The entries that follow contain images, which should be left out; output everything else exactly.
★ ★ ★
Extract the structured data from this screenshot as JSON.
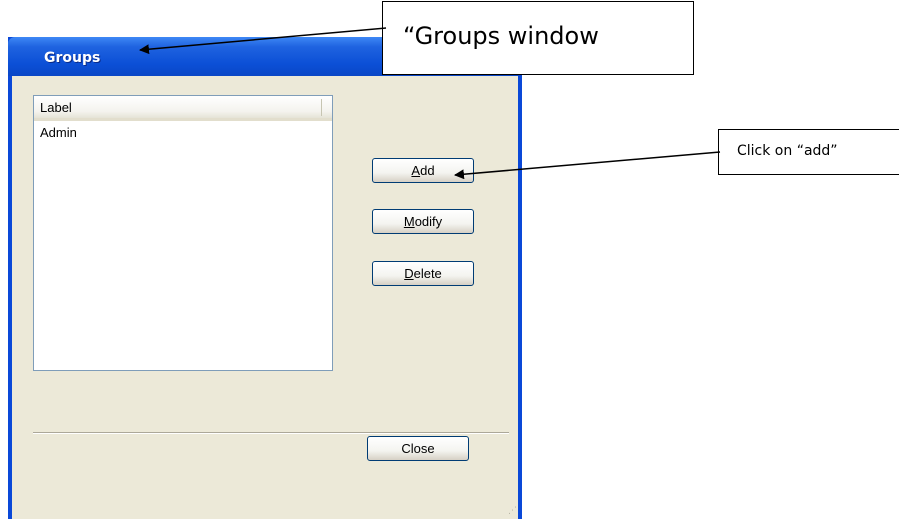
{
  "window": {
    "title": "Groups"
  },
  "listview": {
    "column_header": "Label",
    "rows": [
      "Admin"
    ]
  },
  "buttons": {
    "add": {
      "mnemonic": "A",
      "rest": "dd"
    },
    "modify": {
      "mnemonic": "M",
      "rest": "odify"
    },
    "delete": {
      "mnemonic": "D",
      "rest": "elete"
    },
    "close": "Close"
  },
  "annotations": {
    "window_callout": "“Groups window",
    "add_callout": "Click on “add”"
  },
  "colors": {
    "titlebar": "#0b4fd6",
    "client": "#ece9d8",
    "button_border": "#003c74"
  }
}
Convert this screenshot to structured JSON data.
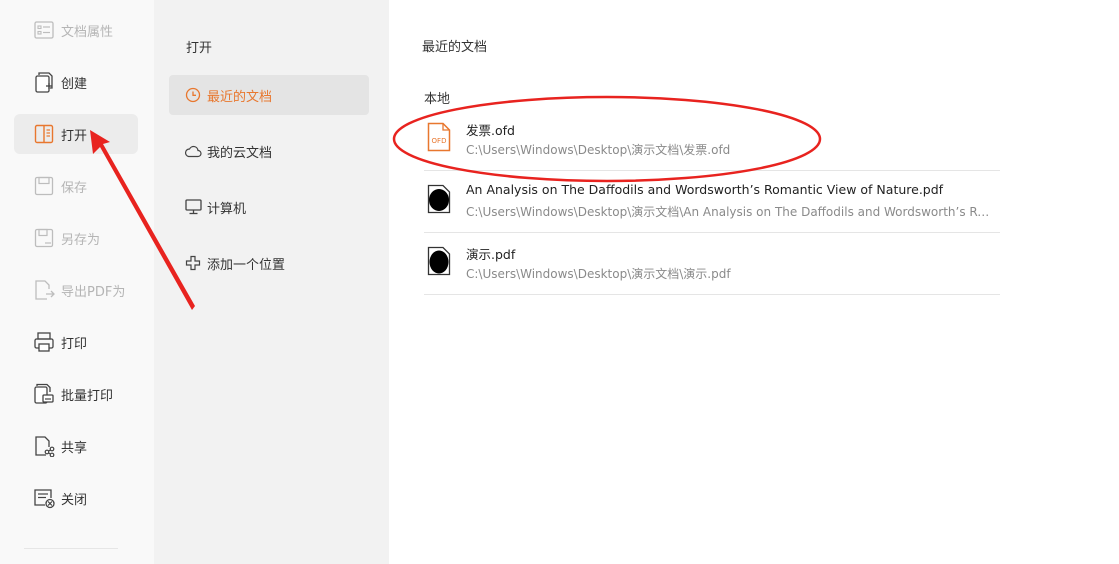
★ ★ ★
● **Exercise result**
Extract the structured data from this screenshot as JSON.
{
  "window": {
    "title": "Groups"
  },
  "listview": {
    "column_header": "Label",
    "rows": [
      "Admin"
    ]
  },
  "buttons": {
    "add": {
      "mnemonic": "A",
      "rest": "dd"
    },
    "modify": {
      "mnemonic": "M",
      "rest": "odify"
    },
    "delete": {
      "mnemonic": "D",
      "rest": "elete"
    },
    "close": "Close"
  },
  "annotations": {
    "window_callout": "“Groups window",
    "add_callout": "Click on “add”"
  },
  "colors": {
    "titlebar": "#0b4fd6",
    "client": "#ece9d8",
    "button_border": "#003c74"
  }
}
Convert this screenshot to structured JSON data.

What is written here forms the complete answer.